[EXERCISE AIM] For the data that follows, state how many lines hold the string "JSON", giving the number by itself.

(Interface dataset entries)
=-=-=-=-=

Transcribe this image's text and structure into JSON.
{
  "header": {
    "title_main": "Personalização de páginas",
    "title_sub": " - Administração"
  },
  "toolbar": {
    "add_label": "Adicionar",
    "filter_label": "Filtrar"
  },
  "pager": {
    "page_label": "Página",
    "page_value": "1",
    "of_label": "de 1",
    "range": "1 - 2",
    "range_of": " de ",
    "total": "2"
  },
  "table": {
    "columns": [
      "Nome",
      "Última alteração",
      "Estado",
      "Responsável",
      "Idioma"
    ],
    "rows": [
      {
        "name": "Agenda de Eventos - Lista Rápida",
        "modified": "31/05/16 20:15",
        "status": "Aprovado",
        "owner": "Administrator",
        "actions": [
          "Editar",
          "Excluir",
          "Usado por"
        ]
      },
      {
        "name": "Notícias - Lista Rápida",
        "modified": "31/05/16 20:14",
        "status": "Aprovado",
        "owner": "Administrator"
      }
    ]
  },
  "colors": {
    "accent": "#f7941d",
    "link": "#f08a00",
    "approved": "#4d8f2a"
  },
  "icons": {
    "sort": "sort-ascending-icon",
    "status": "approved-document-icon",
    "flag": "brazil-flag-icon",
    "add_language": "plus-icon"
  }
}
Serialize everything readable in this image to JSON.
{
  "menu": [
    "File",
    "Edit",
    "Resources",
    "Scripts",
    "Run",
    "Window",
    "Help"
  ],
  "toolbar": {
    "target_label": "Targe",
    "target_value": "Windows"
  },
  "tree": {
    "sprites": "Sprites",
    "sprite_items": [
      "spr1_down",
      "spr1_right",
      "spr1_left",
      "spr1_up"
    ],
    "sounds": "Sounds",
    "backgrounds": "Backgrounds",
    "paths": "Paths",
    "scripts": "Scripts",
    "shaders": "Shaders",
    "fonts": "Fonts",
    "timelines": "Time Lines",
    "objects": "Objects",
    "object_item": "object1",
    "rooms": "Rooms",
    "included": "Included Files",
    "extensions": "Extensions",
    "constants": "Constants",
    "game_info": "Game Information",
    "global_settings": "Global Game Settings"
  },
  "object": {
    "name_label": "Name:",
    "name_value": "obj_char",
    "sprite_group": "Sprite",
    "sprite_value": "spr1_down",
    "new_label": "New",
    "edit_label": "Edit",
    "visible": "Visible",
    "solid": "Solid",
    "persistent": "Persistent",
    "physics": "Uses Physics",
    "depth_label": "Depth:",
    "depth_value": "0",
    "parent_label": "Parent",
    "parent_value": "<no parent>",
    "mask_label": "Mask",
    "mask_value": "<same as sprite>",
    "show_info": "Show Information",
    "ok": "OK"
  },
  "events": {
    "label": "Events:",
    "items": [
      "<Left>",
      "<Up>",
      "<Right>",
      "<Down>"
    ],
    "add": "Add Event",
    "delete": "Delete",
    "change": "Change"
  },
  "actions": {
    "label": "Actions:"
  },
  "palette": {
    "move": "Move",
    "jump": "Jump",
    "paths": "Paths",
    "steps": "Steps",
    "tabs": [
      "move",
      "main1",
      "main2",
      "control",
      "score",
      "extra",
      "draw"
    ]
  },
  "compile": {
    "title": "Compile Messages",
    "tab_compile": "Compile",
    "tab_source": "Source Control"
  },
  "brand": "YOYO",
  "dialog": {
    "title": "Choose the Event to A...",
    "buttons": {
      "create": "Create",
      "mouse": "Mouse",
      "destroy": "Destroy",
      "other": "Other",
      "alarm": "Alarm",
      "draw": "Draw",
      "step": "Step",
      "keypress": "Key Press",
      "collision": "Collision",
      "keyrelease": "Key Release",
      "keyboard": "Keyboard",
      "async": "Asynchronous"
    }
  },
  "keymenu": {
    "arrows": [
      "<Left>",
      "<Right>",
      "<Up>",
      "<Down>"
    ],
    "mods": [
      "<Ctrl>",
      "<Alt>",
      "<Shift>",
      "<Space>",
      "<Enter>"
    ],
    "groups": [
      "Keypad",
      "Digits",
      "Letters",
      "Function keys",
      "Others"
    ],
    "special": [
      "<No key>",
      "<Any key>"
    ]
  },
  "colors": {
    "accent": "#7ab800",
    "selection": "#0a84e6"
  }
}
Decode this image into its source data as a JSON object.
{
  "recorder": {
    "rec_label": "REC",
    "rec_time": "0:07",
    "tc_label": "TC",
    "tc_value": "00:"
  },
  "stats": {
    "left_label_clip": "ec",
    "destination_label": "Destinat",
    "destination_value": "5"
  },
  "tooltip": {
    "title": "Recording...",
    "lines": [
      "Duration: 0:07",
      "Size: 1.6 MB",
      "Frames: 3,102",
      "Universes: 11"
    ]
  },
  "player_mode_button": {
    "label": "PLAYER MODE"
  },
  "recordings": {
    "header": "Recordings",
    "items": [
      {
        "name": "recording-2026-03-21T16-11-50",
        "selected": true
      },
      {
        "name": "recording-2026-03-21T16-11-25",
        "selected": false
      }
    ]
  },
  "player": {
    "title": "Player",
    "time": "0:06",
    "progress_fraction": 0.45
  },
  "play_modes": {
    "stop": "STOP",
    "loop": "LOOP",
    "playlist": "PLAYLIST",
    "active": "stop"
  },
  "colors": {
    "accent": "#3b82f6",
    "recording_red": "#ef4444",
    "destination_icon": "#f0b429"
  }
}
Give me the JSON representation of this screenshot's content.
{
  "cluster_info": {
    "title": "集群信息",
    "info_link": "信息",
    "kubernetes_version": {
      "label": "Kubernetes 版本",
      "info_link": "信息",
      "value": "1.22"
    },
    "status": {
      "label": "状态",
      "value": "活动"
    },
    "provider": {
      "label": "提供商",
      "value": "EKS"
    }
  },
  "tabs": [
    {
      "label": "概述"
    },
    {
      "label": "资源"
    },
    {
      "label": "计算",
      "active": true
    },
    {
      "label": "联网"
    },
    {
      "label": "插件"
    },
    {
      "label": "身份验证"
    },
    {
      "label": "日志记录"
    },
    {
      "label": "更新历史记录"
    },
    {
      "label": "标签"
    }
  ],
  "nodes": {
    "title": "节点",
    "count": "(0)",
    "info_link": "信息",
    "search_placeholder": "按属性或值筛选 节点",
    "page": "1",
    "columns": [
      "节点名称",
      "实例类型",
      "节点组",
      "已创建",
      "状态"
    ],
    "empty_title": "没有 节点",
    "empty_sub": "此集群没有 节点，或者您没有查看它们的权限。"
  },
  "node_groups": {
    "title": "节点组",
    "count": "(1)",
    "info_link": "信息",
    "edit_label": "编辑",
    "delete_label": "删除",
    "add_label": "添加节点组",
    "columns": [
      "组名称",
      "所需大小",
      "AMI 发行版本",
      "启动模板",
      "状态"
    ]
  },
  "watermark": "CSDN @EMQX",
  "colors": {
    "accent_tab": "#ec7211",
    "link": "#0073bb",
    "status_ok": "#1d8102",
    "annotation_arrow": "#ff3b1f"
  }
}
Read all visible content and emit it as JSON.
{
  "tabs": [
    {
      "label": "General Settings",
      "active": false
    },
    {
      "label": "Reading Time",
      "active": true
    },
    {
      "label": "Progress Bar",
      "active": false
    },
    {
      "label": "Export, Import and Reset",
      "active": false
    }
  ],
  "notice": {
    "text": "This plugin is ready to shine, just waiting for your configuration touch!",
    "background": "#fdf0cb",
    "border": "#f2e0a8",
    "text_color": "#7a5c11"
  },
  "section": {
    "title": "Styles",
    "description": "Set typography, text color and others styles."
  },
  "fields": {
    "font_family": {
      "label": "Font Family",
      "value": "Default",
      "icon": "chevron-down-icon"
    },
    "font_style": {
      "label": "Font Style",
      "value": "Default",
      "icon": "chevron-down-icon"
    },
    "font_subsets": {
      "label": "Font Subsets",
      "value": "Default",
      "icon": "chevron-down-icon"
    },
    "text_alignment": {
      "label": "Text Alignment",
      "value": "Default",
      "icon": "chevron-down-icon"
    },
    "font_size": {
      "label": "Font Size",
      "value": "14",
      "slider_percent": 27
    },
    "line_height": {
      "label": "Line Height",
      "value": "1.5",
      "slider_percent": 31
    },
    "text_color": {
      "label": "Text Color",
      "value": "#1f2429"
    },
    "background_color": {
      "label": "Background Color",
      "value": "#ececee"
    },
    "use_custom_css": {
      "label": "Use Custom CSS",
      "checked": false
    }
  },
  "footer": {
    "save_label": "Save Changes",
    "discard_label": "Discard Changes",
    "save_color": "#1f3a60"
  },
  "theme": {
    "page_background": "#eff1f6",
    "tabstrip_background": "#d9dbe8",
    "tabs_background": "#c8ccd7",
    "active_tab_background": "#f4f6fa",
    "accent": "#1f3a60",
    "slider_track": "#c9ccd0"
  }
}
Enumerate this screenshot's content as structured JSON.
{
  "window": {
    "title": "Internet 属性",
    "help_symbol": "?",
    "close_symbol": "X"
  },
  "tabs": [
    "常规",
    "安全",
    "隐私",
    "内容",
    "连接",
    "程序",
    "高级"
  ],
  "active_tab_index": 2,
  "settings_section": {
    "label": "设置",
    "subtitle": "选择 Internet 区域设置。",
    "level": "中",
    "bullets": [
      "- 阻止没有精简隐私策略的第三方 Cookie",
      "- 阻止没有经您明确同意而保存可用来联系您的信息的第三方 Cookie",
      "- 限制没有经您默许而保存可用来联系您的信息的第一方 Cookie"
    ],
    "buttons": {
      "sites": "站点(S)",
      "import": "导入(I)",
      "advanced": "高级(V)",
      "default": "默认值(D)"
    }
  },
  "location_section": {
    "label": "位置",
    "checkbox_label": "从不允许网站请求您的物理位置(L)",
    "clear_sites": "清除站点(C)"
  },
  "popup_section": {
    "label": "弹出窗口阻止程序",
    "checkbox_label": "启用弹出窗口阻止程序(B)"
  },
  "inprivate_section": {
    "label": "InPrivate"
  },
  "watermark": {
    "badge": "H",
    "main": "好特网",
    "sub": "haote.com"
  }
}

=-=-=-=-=

[YOUR RESPONSE] 6